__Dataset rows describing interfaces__
===

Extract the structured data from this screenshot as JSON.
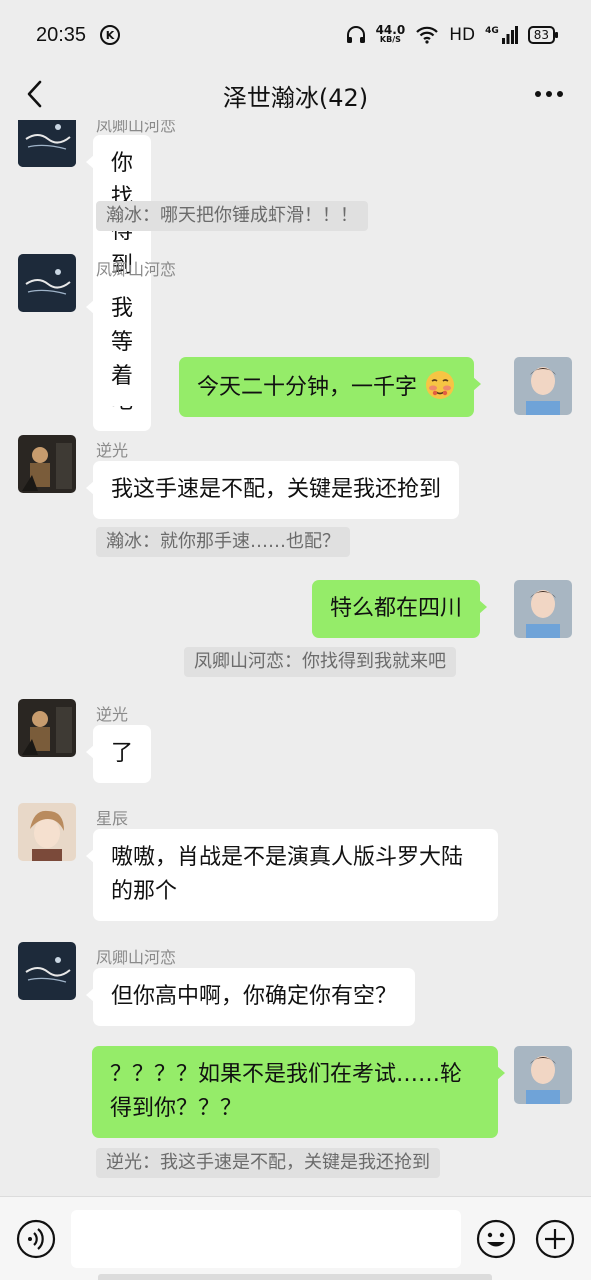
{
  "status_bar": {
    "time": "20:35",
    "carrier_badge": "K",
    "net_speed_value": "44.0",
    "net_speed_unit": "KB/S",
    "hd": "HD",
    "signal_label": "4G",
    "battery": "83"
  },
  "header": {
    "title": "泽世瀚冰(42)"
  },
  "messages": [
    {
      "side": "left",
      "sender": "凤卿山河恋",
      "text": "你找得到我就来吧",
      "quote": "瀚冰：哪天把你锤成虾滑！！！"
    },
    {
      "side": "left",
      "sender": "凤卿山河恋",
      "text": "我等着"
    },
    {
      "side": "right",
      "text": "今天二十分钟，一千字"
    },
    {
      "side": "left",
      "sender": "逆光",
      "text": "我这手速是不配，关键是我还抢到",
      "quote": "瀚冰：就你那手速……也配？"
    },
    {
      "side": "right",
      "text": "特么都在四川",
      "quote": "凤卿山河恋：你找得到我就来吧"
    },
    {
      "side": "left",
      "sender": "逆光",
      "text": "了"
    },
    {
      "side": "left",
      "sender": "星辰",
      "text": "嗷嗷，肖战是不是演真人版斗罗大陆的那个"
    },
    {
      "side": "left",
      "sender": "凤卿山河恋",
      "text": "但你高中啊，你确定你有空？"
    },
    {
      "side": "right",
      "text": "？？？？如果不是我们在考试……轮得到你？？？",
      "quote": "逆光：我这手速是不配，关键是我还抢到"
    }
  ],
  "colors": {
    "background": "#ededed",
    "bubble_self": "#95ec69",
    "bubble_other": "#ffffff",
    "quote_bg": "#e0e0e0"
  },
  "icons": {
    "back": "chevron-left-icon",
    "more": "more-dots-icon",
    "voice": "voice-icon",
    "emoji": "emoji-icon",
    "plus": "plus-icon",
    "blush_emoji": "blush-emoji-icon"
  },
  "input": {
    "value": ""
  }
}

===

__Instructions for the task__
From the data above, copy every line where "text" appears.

__Exercise solution__
      "text": "你找得到我就来吧",
      "text": "我等着"
      "text": "今天二十分钟，一千字"
      "text": "我这手速是不配，关键是我还抢到",
      "text": "特么都在四川",
      "text": "了"
      "text": "嗷嗷，肖战是不是演真人版斗罗大陆的那个"
      "text": "但你高中啊，你确定你有空？"
      "text": "？？？？如果不是我们在考试……轮得到你？？？",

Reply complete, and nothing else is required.